◆ Records provided
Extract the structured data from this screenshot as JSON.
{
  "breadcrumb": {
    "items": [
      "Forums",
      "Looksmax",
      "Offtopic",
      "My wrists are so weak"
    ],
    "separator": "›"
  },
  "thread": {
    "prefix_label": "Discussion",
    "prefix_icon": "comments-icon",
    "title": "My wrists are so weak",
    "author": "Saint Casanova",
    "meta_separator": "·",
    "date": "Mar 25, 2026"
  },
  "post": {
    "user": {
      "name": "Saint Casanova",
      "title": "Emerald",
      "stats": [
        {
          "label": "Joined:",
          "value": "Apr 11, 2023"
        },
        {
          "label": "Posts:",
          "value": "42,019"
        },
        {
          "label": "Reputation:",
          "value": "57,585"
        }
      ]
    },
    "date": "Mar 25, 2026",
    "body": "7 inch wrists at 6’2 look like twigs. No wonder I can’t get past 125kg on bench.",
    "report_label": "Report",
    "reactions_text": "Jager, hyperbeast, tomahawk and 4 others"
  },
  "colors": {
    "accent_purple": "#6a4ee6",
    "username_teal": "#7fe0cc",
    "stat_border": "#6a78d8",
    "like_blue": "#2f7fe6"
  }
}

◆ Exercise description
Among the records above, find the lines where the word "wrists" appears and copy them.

◆ Result
      "My wrists are so weak"
    "title": "My wrists are so weak",
    "body": "7 inch wrists at 6’2 look like twigs. No wonder I can’t get past 125kg on bench.",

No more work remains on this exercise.